## WHAT NEEDS TO BE DONE
Your task is to print every entry below exactly as given.

## Data about app and page elements

+ + +

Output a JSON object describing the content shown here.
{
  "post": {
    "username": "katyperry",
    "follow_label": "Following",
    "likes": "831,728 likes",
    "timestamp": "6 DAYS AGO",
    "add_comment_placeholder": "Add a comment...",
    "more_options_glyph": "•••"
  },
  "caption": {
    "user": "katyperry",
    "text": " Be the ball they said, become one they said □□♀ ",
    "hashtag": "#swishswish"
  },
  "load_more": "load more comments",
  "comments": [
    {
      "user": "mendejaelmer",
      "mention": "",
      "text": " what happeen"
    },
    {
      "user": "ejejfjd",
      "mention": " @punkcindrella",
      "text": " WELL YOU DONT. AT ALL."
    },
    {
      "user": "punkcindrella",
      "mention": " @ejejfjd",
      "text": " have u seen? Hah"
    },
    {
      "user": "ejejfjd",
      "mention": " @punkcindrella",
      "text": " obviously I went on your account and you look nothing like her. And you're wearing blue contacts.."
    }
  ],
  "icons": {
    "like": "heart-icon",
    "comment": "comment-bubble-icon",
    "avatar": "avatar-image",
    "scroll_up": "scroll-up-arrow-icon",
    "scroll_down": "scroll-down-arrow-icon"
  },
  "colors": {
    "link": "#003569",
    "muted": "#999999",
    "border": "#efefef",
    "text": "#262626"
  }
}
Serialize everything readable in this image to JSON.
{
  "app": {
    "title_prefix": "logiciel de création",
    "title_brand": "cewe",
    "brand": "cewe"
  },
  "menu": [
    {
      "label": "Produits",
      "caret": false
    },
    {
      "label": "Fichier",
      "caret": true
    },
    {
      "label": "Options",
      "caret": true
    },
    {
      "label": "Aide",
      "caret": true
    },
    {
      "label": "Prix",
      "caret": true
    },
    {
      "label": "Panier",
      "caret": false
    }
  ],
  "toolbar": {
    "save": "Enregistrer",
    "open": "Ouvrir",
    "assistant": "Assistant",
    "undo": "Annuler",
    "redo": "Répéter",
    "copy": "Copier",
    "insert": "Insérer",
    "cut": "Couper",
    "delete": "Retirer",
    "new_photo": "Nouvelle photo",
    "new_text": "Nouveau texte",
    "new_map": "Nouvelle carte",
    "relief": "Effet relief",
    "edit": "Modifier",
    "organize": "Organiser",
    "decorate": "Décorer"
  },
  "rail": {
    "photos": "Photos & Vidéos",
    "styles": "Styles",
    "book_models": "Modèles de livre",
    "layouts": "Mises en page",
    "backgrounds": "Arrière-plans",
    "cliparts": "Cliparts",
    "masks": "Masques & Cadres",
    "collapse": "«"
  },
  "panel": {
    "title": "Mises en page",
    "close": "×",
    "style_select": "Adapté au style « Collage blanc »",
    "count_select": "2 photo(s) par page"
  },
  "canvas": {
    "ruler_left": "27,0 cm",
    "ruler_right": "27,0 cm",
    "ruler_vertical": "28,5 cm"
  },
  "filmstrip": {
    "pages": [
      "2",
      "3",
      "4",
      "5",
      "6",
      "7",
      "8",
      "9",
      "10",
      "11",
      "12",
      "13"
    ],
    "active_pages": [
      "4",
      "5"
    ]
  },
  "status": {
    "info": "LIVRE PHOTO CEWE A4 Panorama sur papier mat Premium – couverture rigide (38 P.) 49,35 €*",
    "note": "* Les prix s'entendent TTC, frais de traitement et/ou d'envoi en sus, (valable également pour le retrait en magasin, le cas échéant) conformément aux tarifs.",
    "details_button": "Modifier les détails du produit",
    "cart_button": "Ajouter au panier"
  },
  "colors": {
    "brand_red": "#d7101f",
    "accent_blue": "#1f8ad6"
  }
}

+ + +

## TASK ANSWER
Output a JSON object describing the content shown here.
{
  "post": {
    "username": "katyperry",
    "follow_label": "Following",
    "likes": "831,728 likes",
    "timestamp": "6 DAYS AGO",
    "add_comment_placeholder": "Add a comment...",
    "more_options_glyph": "•••"
  },
  "caption": {
    "user": "katyperry",
    "text": " Be the ball they said, become one they said □□♀ ",
    "hashtag": "#swishswish"
  },
  "load_more": "load more comments",
  "comments": [
    {
      "user": "mendejaelmer",
      "mention": "",
      "text": " what happeen"
    },
    {
      "user": "ejejfjd",
      "mention": " @punkcindrella",
      "text": " WELL YOU DONT. AT ALL."
    },
    {
      "user": "punkcindrella",
      "mention": " @ejejfjd",
      "text": " have u seen? Hah"
    },
    {
      "user": "ejejfjd",
      "mention": " @punkcindrella",
      "text": " obviously I went on your account and you look nothing like her. And you're wearing blue contacts.."
    }
  ],
  "icons": {
    "like": "heart-icon",
    "comment": "comment-bubble-icon",
    "avatar": "avatar-image",
    "scroll_up": "scroll-up-arrow-icon",
    "scroll_down": "scroll-down-arrow-icon"
  },
  "colors": {
    "link": "#003569",
    "muted": "#999999",
    "border": "#efefef",
    "text": "#262626"
  }
}
Serialize everything readable in this image to JSON.
{
  "app": {
    "title_prefix": "logiciel de création",
    "title_brand": "cewe",
    "brand": "cewe"
  },
  "menu": [
    {
      "label": "Produits",
      "caret": false
    },
    {
      "label": "Fichier",
      "caret": true
    },
    {
      "label": "Options",
      "caret": true
    },
    {
      "label": "Aide",
      "caret": true
    },
    {
      "label": "Prix",
      "caret": true
    },
    {
      "label": "Panier",
      "caret": false
    }
  ],
  "toolbar": {
    "save": "Enregistrer",
    "open": "Ouvrir",
    "assistant": "Assistant",
    "undo": "Annuler",
    "redo": "Répéter",
    "copy": "Copier",
    "insert": "Insérer",
    "cut": "Couper",
    "delete": "Retirer",
    "new_photo": "Nouvelle photo",
    "new_text": "Nouveau texte",
    "new_map": "Nouvelle carte",
    "relief": "Effet relief",
    "edit": "Modifier",
    "organize": "Organiser",
    "decorate": "Décorer"
  },
  "rail": {
    "photos": "Photos & Vidéos",
    "styles": "Styles",
    "book_models": "Modèles de livre",
    "layouts": "Mises en page",
    "backgrounds": "Arrière-plans",
    "cliparts": "Cliparts",
    "masks": "Masques & Cadres",
    "collapse": "«"
  },
  "panel": {
    "title": "Mises en page",
    "close": "×",
    "style_select": "Adapté au style « Collage blanc »",
    "count_select": "2 photo(s) par page"
  },
  "canvas": {
    "ruler_left": "27,0 cm",
    "ruler_right": "27,0 cm",
    "ruler_vertical": "28,5 cm"
  },
  "filmstrip": {
    "pages": [
      "2",
      "3",
      "4",
      "5",
      "6",
      "7",
      "8",
      "9",
      "10",
      "11",
      "12",
      "13"
    ],
    "active_pages": [
      "4",
      "5"
    ]
  },
  "status": {
    "info": "LIVRE PHOTO CEWE A4 Panorama sur papier mat Premium – couverture rigide (38 P.) 49,35 €*",
    "note": "* Les prix s'entendent TTC, frais de traitement et/ou d'envoi en sus, (valable également pour le retrait en magasin, le cas échéant) conformément aux tarifs.",
    "details_button": "Modifier les détails du produit",
    "cart_button": "Ajouter au panier"
  },
  "colors": {
    "brand_red": "#d7101f",
    "accent_blue": "#1f8ad6"
  }
}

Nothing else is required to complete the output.